[Items from an interface collection]
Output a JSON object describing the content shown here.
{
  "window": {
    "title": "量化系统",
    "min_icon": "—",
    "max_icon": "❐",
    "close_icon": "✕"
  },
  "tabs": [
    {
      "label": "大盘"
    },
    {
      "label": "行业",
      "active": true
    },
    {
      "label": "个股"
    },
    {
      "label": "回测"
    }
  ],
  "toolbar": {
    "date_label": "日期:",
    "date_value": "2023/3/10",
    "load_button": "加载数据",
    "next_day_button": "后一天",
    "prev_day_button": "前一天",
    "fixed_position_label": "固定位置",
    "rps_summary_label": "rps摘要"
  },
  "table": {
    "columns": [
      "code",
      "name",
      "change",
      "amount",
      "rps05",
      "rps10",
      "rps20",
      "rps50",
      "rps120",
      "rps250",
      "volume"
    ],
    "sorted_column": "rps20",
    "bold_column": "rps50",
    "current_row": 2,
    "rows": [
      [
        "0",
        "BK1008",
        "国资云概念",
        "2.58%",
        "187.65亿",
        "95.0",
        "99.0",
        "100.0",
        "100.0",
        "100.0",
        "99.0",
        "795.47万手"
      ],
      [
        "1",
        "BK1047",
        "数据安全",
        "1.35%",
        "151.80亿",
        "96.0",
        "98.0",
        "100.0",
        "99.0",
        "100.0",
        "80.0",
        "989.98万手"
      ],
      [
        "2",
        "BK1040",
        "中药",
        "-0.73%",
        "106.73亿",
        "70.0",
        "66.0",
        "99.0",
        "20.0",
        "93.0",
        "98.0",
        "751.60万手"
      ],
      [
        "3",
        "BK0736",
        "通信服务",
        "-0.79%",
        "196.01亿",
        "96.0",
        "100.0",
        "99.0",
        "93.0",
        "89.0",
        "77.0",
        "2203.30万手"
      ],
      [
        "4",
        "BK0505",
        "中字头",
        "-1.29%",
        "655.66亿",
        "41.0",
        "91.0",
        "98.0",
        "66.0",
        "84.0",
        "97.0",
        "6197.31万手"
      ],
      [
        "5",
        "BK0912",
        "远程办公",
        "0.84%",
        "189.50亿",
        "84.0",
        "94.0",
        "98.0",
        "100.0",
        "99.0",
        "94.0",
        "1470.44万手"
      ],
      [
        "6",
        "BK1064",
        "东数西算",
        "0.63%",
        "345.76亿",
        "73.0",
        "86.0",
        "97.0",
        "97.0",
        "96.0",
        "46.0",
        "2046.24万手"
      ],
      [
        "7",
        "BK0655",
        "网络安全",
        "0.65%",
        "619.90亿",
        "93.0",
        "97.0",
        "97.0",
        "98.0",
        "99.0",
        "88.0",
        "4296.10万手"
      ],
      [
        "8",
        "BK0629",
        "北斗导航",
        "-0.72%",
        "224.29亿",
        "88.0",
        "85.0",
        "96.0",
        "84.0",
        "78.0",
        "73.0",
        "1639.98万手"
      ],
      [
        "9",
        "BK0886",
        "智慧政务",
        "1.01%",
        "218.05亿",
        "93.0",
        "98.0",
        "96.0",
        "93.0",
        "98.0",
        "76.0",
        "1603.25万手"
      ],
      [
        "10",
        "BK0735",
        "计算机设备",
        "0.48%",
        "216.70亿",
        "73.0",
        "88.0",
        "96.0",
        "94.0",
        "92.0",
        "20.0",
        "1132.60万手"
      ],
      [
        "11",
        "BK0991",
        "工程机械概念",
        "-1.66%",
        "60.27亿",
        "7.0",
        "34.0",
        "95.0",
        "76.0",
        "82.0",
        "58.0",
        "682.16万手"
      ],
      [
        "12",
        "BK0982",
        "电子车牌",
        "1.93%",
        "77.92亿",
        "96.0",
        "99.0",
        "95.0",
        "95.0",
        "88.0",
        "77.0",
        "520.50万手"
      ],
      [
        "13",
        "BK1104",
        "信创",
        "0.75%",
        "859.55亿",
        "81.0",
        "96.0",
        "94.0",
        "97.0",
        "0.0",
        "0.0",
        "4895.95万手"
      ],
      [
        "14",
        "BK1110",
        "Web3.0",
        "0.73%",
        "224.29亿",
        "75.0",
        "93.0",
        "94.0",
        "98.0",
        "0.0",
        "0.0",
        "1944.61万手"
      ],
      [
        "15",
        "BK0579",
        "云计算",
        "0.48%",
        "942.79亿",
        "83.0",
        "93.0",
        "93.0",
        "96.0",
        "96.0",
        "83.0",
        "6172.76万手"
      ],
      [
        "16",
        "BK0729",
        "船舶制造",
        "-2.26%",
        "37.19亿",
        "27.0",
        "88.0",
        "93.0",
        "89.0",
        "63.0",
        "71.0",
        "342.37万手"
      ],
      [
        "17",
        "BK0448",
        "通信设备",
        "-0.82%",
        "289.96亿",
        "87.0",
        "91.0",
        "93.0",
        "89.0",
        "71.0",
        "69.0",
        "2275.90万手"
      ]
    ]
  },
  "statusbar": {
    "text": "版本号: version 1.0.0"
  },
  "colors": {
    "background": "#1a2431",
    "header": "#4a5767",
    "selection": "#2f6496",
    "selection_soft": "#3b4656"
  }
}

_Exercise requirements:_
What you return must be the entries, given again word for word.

_Expected answer:_
Output a JSON object describing the content shown here.
{
  "window": {
    "title": "量化系统",
    "min_icon": "—",
    "max_icon": "❐",
    "close_icon": "✕"
  },
  "tabs": [
    {
      "label": "大盘"
    },
    {
      "label": "行业",
      "active": true
    },
    {
      "label": "个股"
    },
    {
      "label": "回测"
    }
  ],
  "toolbar": {
    "date_label": "日期:",
    "date_value": "2023/3/10",
    "load_button": "加载数据",
    "next_day_button": "后一天",
    "prev_day_button": "前一天",
    "fixed_position_label": "固定位置",
    "rps_summary_label": "rps摘要"
  },
  "table": {
    "columns": [
      "code",
      "name",
      "change",
      "amount",
      "rps05",
      "rps10",
      "rps20",
      "rps50",
      "rps120",
      "rps250",
      "volume"
    ],
    "sorted_column": "rps20",
    "bold_column": "rps50",
    "current_row": 2,
    "rows": [
      [
        "0",
        "BK1008",
        "国资云概念",
        "2.58%",
        "187.65亿",
        "95.0",
        "99.0",
        "100.0",
        "100.0",
        "100.0",
        "99.0",
        "795.47万手"
      ],
      [
        "1",
        "BK1047",
        "数据安全",
        "1.35%",
        "151.80亿",
        "96.0",
        "98.0",
        "100.0",
        "99.0",
        "100.0",
        "80.0",
        "989.98万手"
      ],
      [
        "2",
        "BK1040",
        "中药",
        "-0.73%",
        "106.73亿",
        "70.0",
        "66.0",
        "99.0",
        "20.0",
        "93.0",
        "98.0",
        "751.60万手"
      ],
      [
        "3",
        "BK0736",
        "通信服务",
        "-0.79%",
        "196.01亿",
        "96.0",
        "100.0",
        "99.0",
        "93.0",
        "89.0",
        "77.0",
        "2203.30万手"
      ],
      [
        "4",
        "BK0505",
        "中字头",
        "-1.29%",
        "655.66亿",
        "41.0",
        "91.0",
        "98.0",
        "66.0",
        "84.0",
        "97.0",
        "6197.31万手"
      ],
      [
        "5",
        "BK0912",
        "远程办公",
        "0.84%",
        "189.50亿",
        "84.0",
        "94.0",
        "98.0",
        "100.0",
        "99.0",
        "94.0",
        "1470.44万手"
      ],
      [
        "6",
        "BK1064",
        "东数西算",
        "0.63%",
        "345.76亿",
        "73.0",
        "86.0",
        "97.0",
        "97.0",
        "96.0",
        "46.0",
        "2046.24万手"
      ],
      [
        "7",
        "BK0655",
        "网络安全",
        "0.65%",
        "619.90亿",
        "93.0",
        "97.0",
        "97.0",
        "98.0",
        "99.0",
        "88.0",
        "4296.10万手"
      ],
      [
        "8",
        "BK0629",
        "北斗导航",
        "-0.72%",
        "224.29亿",
        "88.0",
        "85.0",
        "96.0",
        "84.0",
        "78.0",
        "73.0",
        "1639.98万手"
      ],
      [
        "9",
        "BK0886",
        "智慧政务",
        "1.01%",
        "218.05亿",
        "93.0",
        "98.0",
        "96.0",
        "93.0",
        "98.0",
        "76.0",
        "1603.25万手"
      ],
      [
        "10",
        "BK0735",
        "计算机设备",
        "0.48%",
        "216.70亿",
        "73.0",
        "88.0",
        "96.0",
        "94.0",
        "92.0",
        "20.0",
        "1132.60万手"
      ],
      [
        "11",
        "BK0991",
        "工程机械概念",
        "-1.66%",
        "60.27亿",
        "7.0",
        "34.0",
        "95.0",
        "76.0",
        "82.0",
        "58.0",
        "682.16万手"
      ],
      [
        "12",
        "BK0982",
        "电子车牌",
        "1.93%",
        "77.92亿",
        "96.0",
        "99.0",
        "95.0",
        "95.0",
        "88.0",
        "77.0",
        "520.50万手"
      ],
      [
        "13",
        "BK1104",
        "信创",
        "0.75%",
        "859.55亿",
        "81.0",
        "96.0",
        "94.0",
        "97.0",
        "0.0",
        "0.0",
        "4895.95万手"
      ],
      [
        "14",
        "BK1110",
        "Web3.0",
        "0.73%",
        "224.29亿",
        "75.0",
        "93.0",
        "94.0",
        "98.0",
        "0.0",
        "0.0",
        "1944.61万手"
      ],
      [
        "15",
        "BK0579",
        "云计算",
        "0.48%",
        "942.79亿",
        "83.0",
        "93.0",
        "93.0",
        "96.0",
        "96.0",
        "83.0",
        "6172.76万手"
      ],
      [
        "16",
        "BK0729",
        "船舶制造",
        "-2.26%",
        "37.19亿",
        "27.0",
        "88.0",
        "93.0",
        "89.0",
        "63.0",
        "71.0",
        "342.37万手"
      ],
      [
        "17",
        "BK0448",
        "通信设备",
        "-0.82%",
        "289.96亿",
        "87.0",
        "91.0",
        "93.0",
        "89.0",
        "71.0",
        "69.0",
        "2275.90万手"
      ]
    ]
  },
  "statusbar": {
    "text": "版本号: version 1.0.0"
  },
  "colors": {
    "background": "#1a2431",
    "header": "#4a5767",
    "selection": "#2f6496",
    "selection_soft": "#3b4656"
  }
}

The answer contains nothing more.